I’ve been receiving many questions recently at trainings and meetups regarding how to effectively model time series data with use cases ranging from hour level precision to microsecond level precision. In assessing the various approaches possible, I landed on a tree structure as the model that best fit the problem. The two key questions I found myself asking as I went through the process of building the time tree to connect the time series events were, “How granular do I really need to make this to efficiently work with and expose the time-based data being analyzed?” and “Do I need to generate all time nodes down to the desired precision level?” The balance that needs to be considered is the initialization and maintainability of all the time series nodes versus the dynamic creation as time series events require their existence and the impact the missing nodes may or may not have when querying time series events by various date and time ranges.Creating a time tree down to the day. The main modeling change in this step was to use a single CONTAINS relationship going from the higher tree toward the lower tree level to simplify movement up and down the entire tree through the use of depth-based pattern matching. Additionally I concluded that for sub-second level measurements it would be most effective to store the full precision (i.e millisecond, microsecond, etc) on the event node itself, but connect the event to the time tree at the second in which it occurred because any filtering or pattern analysis is unlikely to be meaningful within a second (at least for the use cases I’ve been hearing). data.gov and looking for other cities that have open data portals. I discovered the city of Seattle has a data portal at data.seattle.gov, which had a useful, large time series dataset containing all 911 fire calls received since 2010. There were about 400k entries in the CSV containing an Address, Latitude, Longitude, Incident Type, Incident Number and Date+Time.
After downloading the time series CSV, I needed to a do a couple things to get the data into a more friendly and complete state for loading into ONgDB.

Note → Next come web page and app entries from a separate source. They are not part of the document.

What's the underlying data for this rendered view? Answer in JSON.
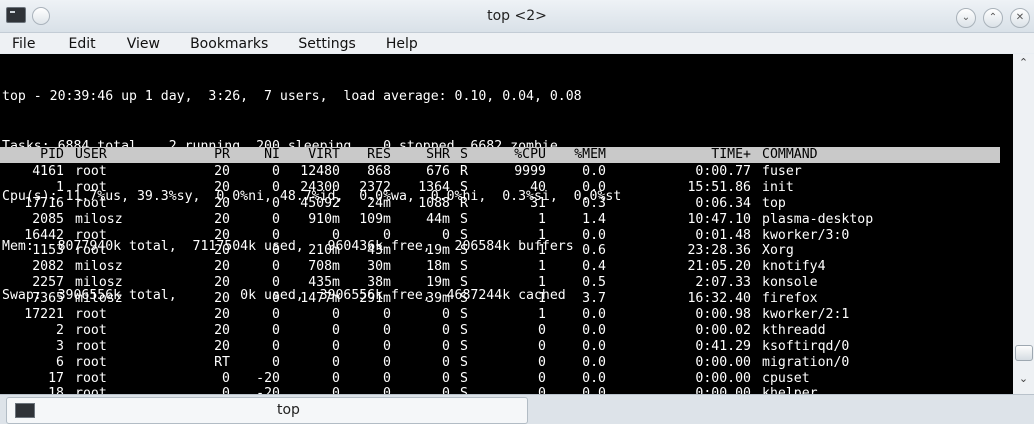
{
  "window": {
    "title": "top <2>"
  },
  "menu": [
    "File",
    "Edit",
    "View",
    "Bookmarks",
    "Settings",
    "Help"
  ],
  "summary": [
    "top - 20:39:46 up 1 day,  3:26,  7 users,  load average: 0.10, 0.04, 0.08",
    "Tasks: 6884 total,   2 running, 200 sleeping,   0 stopped, 6682 zombie",
    "Cpu(s): 11.7%us, 39.3%sy,  0.0%ni, 48.7%id,  0.0%wa,  0.0%hi,  0.3%si,  0.0%st",
    "Mem:   8077940k total,  7117504k used,   960436k free,   206584k buffers",
    "Swap:  3906556k total,        0k used,  3906556k free,  4687244k cached"
  ],
  "columns": {
    "pid": "PID",
    "user": "USER",
    "pr": "PR",
    "ni": "NI",
    "virt": "VIRT",
    "res": "RES",
    "shr": "SHR",
    "s": "S",
    "cpu": "%CPU",
    "mem": "%MEM",
    "time": "TIME+",
    "cmd": "COMMAND"
  },
  "processes": [
    {
      "pid": "4161",
      "user": "root",
      "pr": "20",
      "ni": "0",
      "virt": "12480",
      "res": "868",
      "shr": "676",
      "s": "R",
      "cpu": "9999",
      "mem": "0.0",
      "time": "0:00.77",
      "cmd": "fuser"
    },
    {
      "pid": "1",
      "user": "root",
      "pr": "20",
      "ni": "0",
      "virt": "24300",
      "res": "2372",
      "shr": "1364",
      "s": "S",
      "cpu": "40",
      "mem": "0.0",
      "time": "15:51.86",
      "cmd": "init"
    },
    {
      "pid": "17716",
      "user": "root",
      "pr": "20",
      "ni": "0",
      "virt": "45092",
      "res": "24m",
      "shr": "1088",
      "s": "R",
      "cpu": "31",
      "mem": "0.3",
      "time": "0:06.34",
      "cmd": "top"
    },
    {
      "pid": "2085",
      "user": "milosz",
      "pr": "20",
      "ni": "0",
      "virt": "910m",
      "res": "109m",
      "shr": "44m",
      "s": "S",
      "cpu": "1",
      "mem": "1.4",
      "time": "10:47.10",
      "cmd": "plasma-desktop"
    },
    {
      "pid": "16442",
      "user": "root",
      "pr": "20",
      "ni": "0",
      "virt": "0",
      "res": "0",
      "shr": "0",
      "s": "S",
      "cpu": "1",
      "mem": "0.0",
      "time": "0:01.48",
      "cmd": "kworker/3:0"
    },
    {
      "pid": "1153",
      "user": "root",
      "pr": "20",
      "ni": "0",
      "virt": "210m",
      "res": "43m",
      "shr": "19m",
      "s": "S",
      "cpu": "1",
      "mem": "0.6",
      "time": "23:28.36",
      "cmd": "Xorg"
    },
    {
      "pid": "2082",
      "user": "milosz",
      "pr": "20",
      "ni": "0",
      "virt": "708m",
      "res": "30m",
      "shr": "18m",
      "s": "S",
      "cpu": "1",
      "mem": "0.4",
      "time": "21:05.20",
      "cmd": "knotify4"
    },
    {
      "pid": "2257",
      "user": "milosz",
      "pr": "20",
      "ni": "0",
      "virt": "435m",
      "res": "38m",
      "shr": "19m",
      "s": "S",
      "cpu": "1",
      "mem": "0.5",
      "time": "2:07.33",
      "cmd": "konsole"
    },
    {
      "pid": "7365",
      "user": "milosz",
      "pr": "20",
      "ni": "0",
      "virt": "1477m",
      "res": "291m",
      "shr": "39m",
      "s": "S",
      "cpu": "1",
      "mem": "3.7",
      "time": "16:32.40",
      "cmd": "firefox"
    },
    {
      "pid": "17221",
      "user": "root",
      "pr": "20",
      "ni": "0",
      "virt": "0",
      "res": "0",
      "shr": "0",
      "s": "S",
      "cpu": "1",
      "mem": "0.0",
      "time": "0:00.98",
      "cmd": "kworker/2:1"
    },
    {
      "pid": "2",
      "user": "root",
      "pr": "20",
      "ni": "0",
      "virt": "0",
      "res": "0",
      "shr": "0",
      "s": "S",
      "cpu": "0",
      "mem": "0.0",
      "time": "0:00.02",
      "cmd": "kthreadd"
    },
    {
      "pid": "3",
      "user": "root",
      "pr": "20",
      "ni": "0",
      "virt": "0",
      "res": "0",
      "shr": "0",
      "s": "S",
      "cpu": "0",
      "mem": "0.0",
      "time": "0:41.29",
      "cmd": "ksoftirqd/0"
    },
    {
      "pid": "6",
      "user": "root",
      "pr": "RT",
      "ni": "0",
      "virt": "0",
      "res": "0",
      "shr": "0",
      "s": "S",
      "cpu": "0",
      "mem": "0.0",
      "time": "0:00.00",
      "cmd": "migration/0"
    },
    {
      "pid": "17",
      "user": "root",
      "pr": "0",
      "ni": "-20",
      "virt": "0",
      "res": "0",
      "shr": "0",
      "s": "S",
      "cpu": "0",
      "mem": "0.0",
      "time": "0:00.00",
      "cmd": "cpuset"
    },
    {
      "pid": "18",
      "user": "root",
      "pr": "0",
      "ni": "-20",
      "virt": "0",
      "res": "0",
      "shr": "0",
      "s": "S",
      "cpu": "0",
      "mem": "0.0",
      "time": "0:00.00",
      "cmd": "khelper"
    }
  ],
  "tab": {
    "label": "top"
  },
  "icons": {
    "app": "terminal-icon",
    "sticky": "pin-icon",
    "minimize": "chevron-down-icon",
    "maximize": "chevron-up-icon",
    "close": "close-icon"
  }
}
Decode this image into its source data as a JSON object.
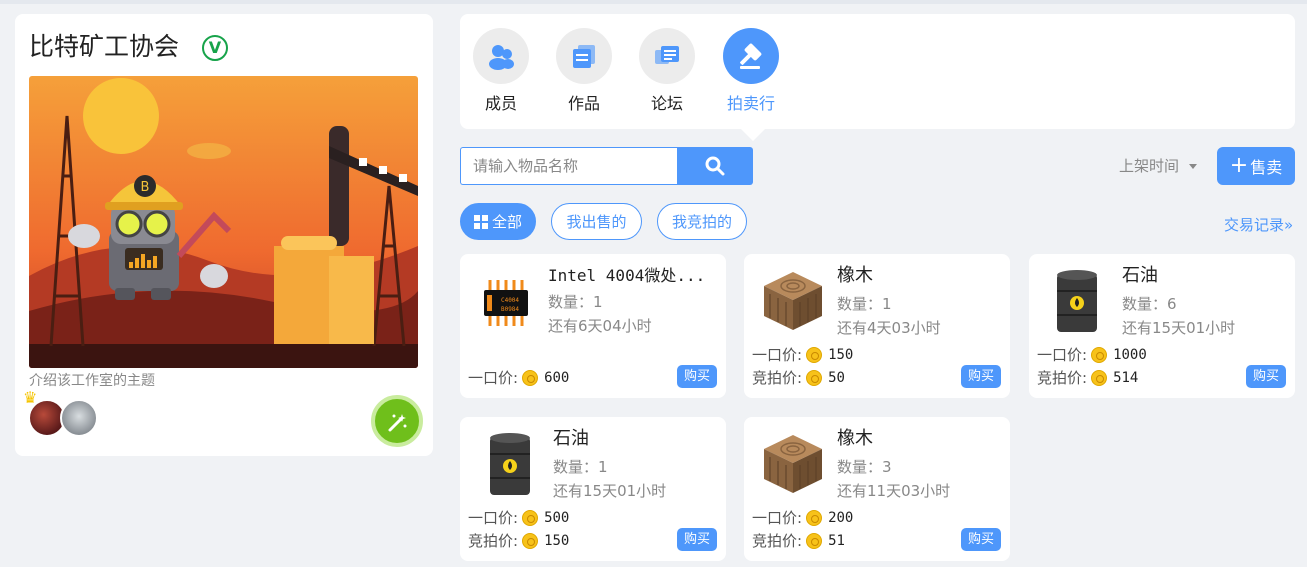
{
  "studio": {
    "title": "比特矿工协会",
    "verified_mark": "V",
    "description": "介绍该工作室的主题"
  },
  "tabs": [
    {
      "label": "成员",
      "icon": "members-icon"
    },
    {
      "label": "作品",
      "icon": "works-icon"
    },
    {
      "label": "论坛",
      "icon": "forum-icon"
    },
    {
      "label": "拍卖行",
      "icon": "auction-icon",
      "active": true
    }
  ],
  "search": {
    "placeholder": "请输入物品名称"
  },
  "sort": {
    "label": "上架时间"
  },
  "sell_button": {
    "label": "售卖"
  },
  "filters": [
    {
      "label": "全部",
      "active": true
    },
    {
      "label": "我出售的"
    },
    {
      "label": "我竞拍的"
    }
  ],
  "trade_link": "交易记录»",
  "cards": [
    {
      "name": "Intel 4004微处...",
      "qty": "数量：1",
      "time": "还有6天04小时",
      "fixed_label": "一口价:",
      "fixed_price": "600",
      "buy": "购买",
      "image": "chip"
    },
    {
      "name": "橡木",
      "qty": "数量：1",
      "time": "还有4天03小时",
      "fixed_label": "一口价:",
      "fixed_price": "150",
      "bid_label": "竞拍价:",
      "bid_price": "50",
      "buy": "购买",
      "image": "wood"
    },
    {
      "name": "石油",
      "qty": "数量：6",
      "time": "还有15天01小时",
      "fixed_label": "一口价:",
      "fixed_price": "1000",
      "bid_label": "竞拍价:",
      "bid_price": "514",
      "buy": "购买",
      "image": "oil"
    },
    {
      "name": "石油",
      "qty": "数量：1",
      "time": "还有15天01小时",
      "fixed_label": "一口价:",
      "fixed_price": "500",
      "bid_label": "竞拍价:",
      "bid_price": "150",
      "buy": "购买",
      "image": "oil"
    },
    {
      "name": "橡木",
      "qty": "数量：3",
      "time": "还有11天03小时",
      "fixed_label": "一口价:",
      "fixed_price": "200",
      "bid_label": "竞拍价:",
      "bid_price": "51",
      "buy": "购买",
      "image": "wood"
    }
  ],
  "colors": {
    "accent": "#4e97fb",
    "background": "#f0f2f5",
    "verified": "#17a34a",
    "coin": "#f7c21a",
    "magic_button": "#6fbf1b"
  }
}
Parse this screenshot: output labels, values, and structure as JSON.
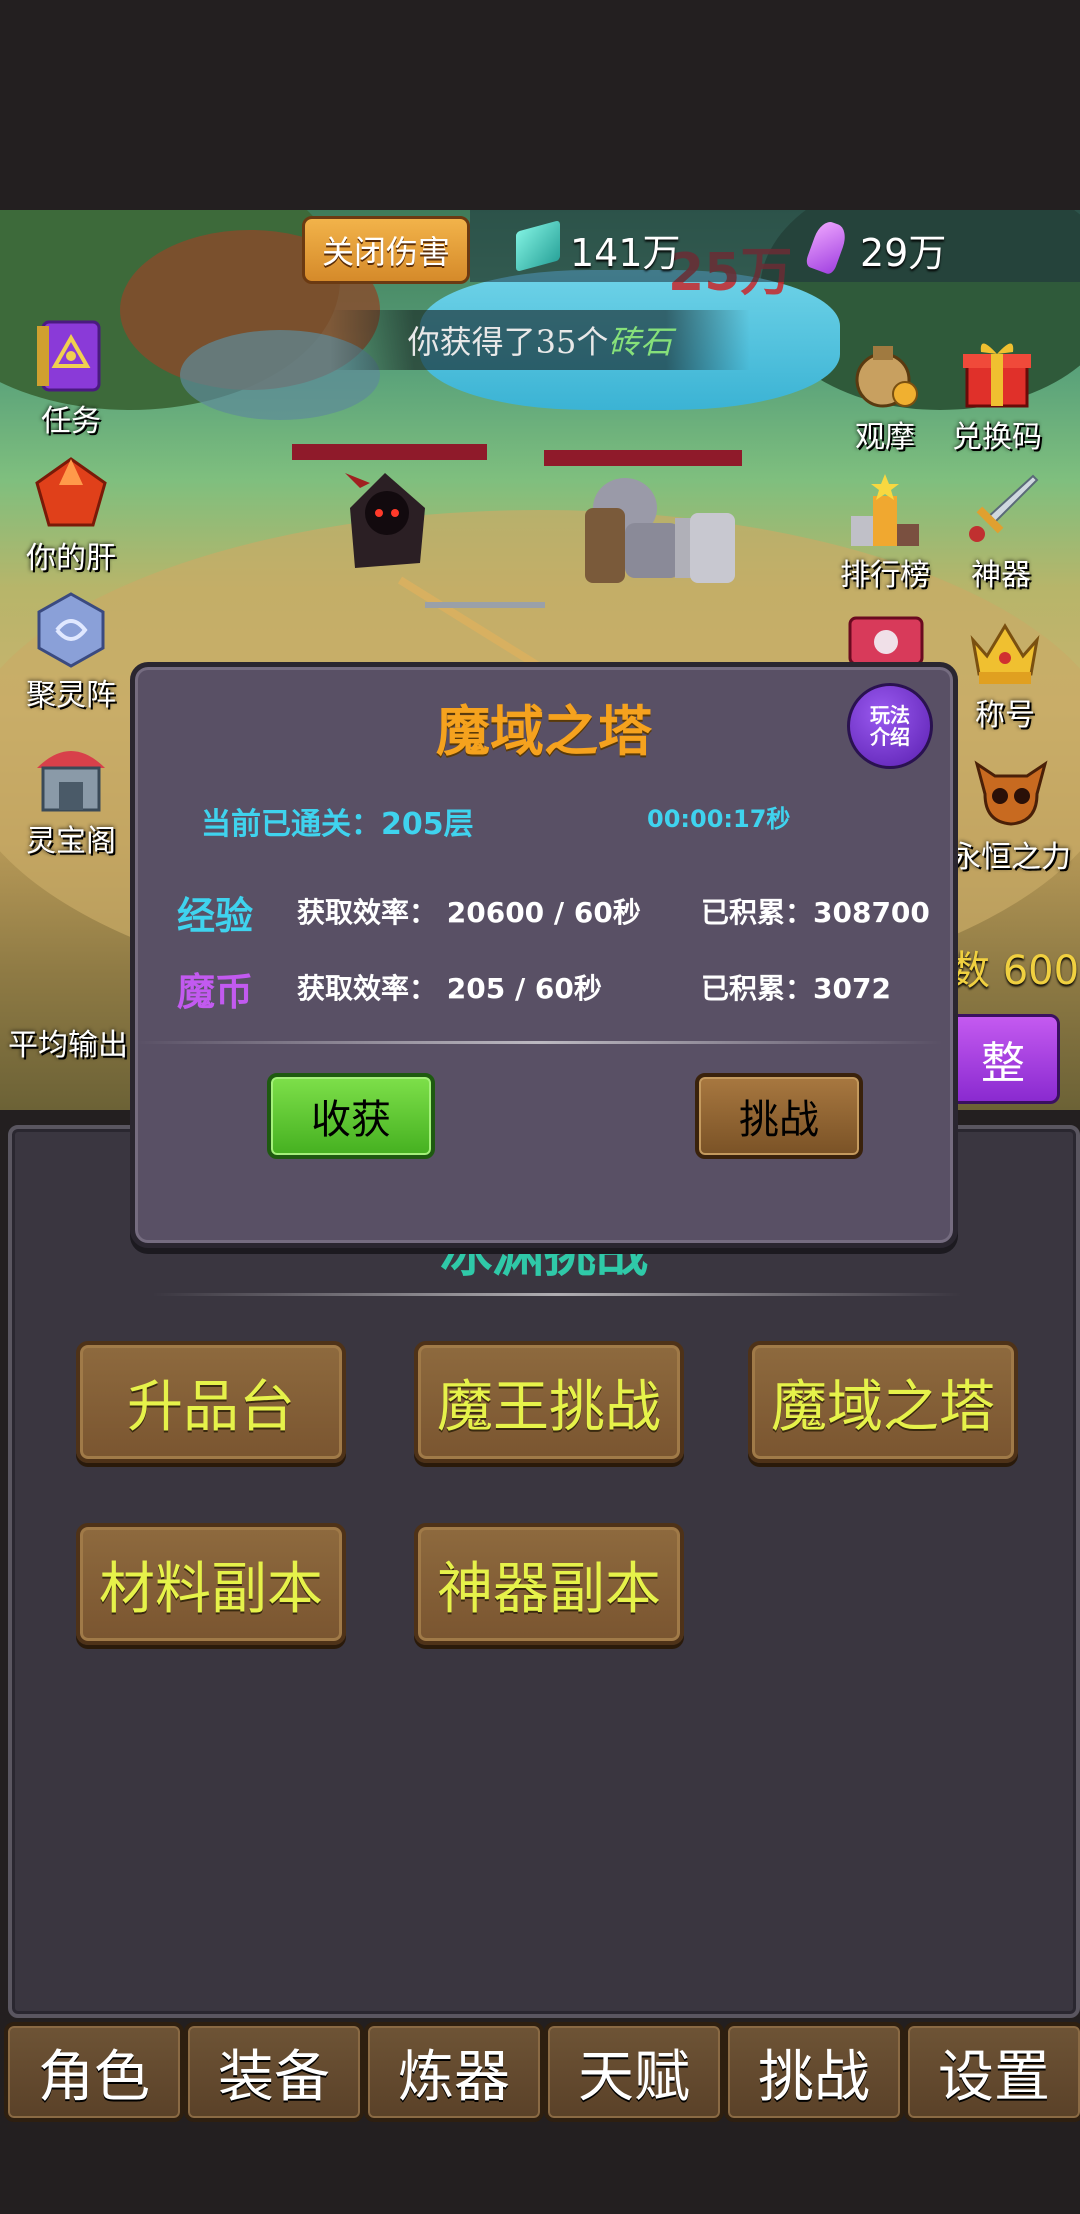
{
  "top_bar": {
    "close_damage_label": "关闭伤害",
    "diamond_amount": "141万",
    "crystal_amount": "29万",
    "damage_popup": "25万"
  },
  "notice": {
    "prefix": "你获得了35个",
    "item": "砖石"
  },
  "left_menu": [
    {
      "label": "任务",
      "icon": "quest-book-icon"
    },
    {
      "label": "你的肝",
      "icon": "red-gem-icon"
    },
    {
      "label": "聚灵阵",
      "icon": "spirit-stone-icon"
    },
    {
      "label": "灵宝阁",
      "icon": "shop-icon"
    }
  ],
  "left_stat_label": "平均输出",
  "right_menu": [
    {
      "label": "观摩",
      "icon": "money-bag-icon"
    },
    {
      "label": "兑换码",
      "icon": "gift-box-icon"
    },
    {
      "label": "排行榜",
      "icon": "podium-icon"
    },
    {
      "label": "神器",
      "icon": "sword-icon"
    },
    {
      "label": "称号",
      "icon": "crown-icon"
    },
    {
      "label": "永恒之力",
      "icon": "skull-icon"
    }
  ],
  "right_stat_text": "数 600",
  "right_button_label": "整",
  "dialog": {
    "title": "魔域之塔",
    "intro_line1": "玩法",
    "intro_line2": "介绍",
    "cleared_label": "当前已通关：205层",
    "timer": "00:00:17秒",
    "rows": [
      {
        "name": "经验",
        "rate": "获取效率： 20600 /  60秒",
        "total": "已积累：308700",
        "color": "#3fd3ee"
      },
      {
        "name": "魔币",
        "rate": "获取效率： 205 /  60秒",
        "total": "已积累：3072",
        "color": "#c25af0"
      }
    ],
    "harvest_label": "收获",
    "challenge_label": "挑战"
  },
  "panel": {
    "title": "冰渊挑战",
    "buttons": [
      "升品台",
      "魔王挑战",
      "魔域之塔",
      "材料副本",
      "神器副本"
    ]
  },
  "tabs": [
    "角色",
    "装备",
    "炼器",
    "天赋",
    "挑战",
    "设置"
  ],
  "colors": {
    "accent_orange": "#f5a21e",
    "accent_cyan": "#3fd3ee",
    "menu_text_yellow": "#e6f24a",
    "dialog_bg": "#595065"
  }
}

1. I removed all spaces from the column names.
2. I wanted a millisecond timestamp associated with each row in addition to the long UTC text format so I ran a process to insert a second time column that converted the Datetime string value to milliseconds and placed that value in the new DatetimeMS column.
**Michael Hunger has some very useful tips on using LOAD CSV with Geequel in his post LOAD CSV into ONgDB quickly and successfully, which is a worthwhile read before you begin importing your own CSV data.
Some helpful hints for interacting with the graph visualizations:
1. Hold shift and scroll up to zoom in.
2. Hold shift and scroll down to zoom out.
3. Hold shift and click and drag to move the graph around the display area.
4. Double click to zoom in around a specific point.
5. Shift and double click to zoom out around a specific point.
Please let me know if anything needs further clarification. Also, if you’ve got a time series data modeling use case or challenge you’re experiencing, schedule a demo to talk through it with us or use the tooling in the GraphGrid Connected Data Platform fully-featured freemium download to try to it out yourself.